(ACTIVITY): What lines below contain the string "this"? List them all.

(Beginning of AVAILABLE DATA)

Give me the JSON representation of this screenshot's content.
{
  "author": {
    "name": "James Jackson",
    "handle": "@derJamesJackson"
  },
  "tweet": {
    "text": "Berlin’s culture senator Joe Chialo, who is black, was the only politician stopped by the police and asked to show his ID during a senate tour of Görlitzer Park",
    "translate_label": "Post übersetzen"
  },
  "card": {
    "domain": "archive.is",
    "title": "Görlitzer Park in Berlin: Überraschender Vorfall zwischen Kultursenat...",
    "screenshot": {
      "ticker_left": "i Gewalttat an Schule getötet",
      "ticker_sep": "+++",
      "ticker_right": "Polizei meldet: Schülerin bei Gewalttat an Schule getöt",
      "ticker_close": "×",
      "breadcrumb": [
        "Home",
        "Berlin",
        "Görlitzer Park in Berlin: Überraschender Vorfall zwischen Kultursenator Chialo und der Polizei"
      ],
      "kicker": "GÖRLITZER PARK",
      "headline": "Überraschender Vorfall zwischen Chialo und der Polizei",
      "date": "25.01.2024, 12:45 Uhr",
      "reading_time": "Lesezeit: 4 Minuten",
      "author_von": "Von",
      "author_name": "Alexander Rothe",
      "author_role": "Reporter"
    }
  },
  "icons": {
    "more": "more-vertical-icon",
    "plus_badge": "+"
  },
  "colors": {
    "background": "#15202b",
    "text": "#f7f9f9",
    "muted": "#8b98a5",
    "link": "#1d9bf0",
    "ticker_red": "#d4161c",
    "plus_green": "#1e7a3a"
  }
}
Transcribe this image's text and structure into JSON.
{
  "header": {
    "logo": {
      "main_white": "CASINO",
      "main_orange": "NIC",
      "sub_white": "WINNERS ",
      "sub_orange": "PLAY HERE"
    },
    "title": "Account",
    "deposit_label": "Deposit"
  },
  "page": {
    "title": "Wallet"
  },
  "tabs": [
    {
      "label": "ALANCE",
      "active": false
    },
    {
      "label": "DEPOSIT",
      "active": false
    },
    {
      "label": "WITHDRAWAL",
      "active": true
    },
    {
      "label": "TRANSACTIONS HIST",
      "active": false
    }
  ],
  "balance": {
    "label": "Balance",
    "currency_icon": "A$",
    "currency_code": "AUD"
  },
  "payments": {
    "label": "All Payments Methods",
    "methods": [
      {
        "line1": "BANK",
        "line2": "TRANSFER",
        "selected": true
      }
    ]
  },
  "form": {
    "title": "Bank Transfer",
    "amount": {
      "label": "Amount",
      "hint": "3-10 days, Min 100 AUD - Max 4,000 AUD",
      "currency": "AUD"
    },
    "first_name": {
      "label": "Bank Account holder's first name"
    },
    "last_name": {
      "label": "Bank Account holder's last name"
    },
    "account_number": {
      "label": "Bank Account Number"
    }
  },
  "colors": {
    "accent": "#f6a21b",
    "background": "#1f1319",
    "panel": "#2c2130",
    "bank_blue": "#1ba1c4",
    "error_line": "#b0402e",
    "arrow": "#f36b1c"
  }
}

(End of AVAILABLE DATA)

(TASK RESPONSE):
Give me the JSON representation of this screenshot's content.
Transcribe this image's text and structure into JSON.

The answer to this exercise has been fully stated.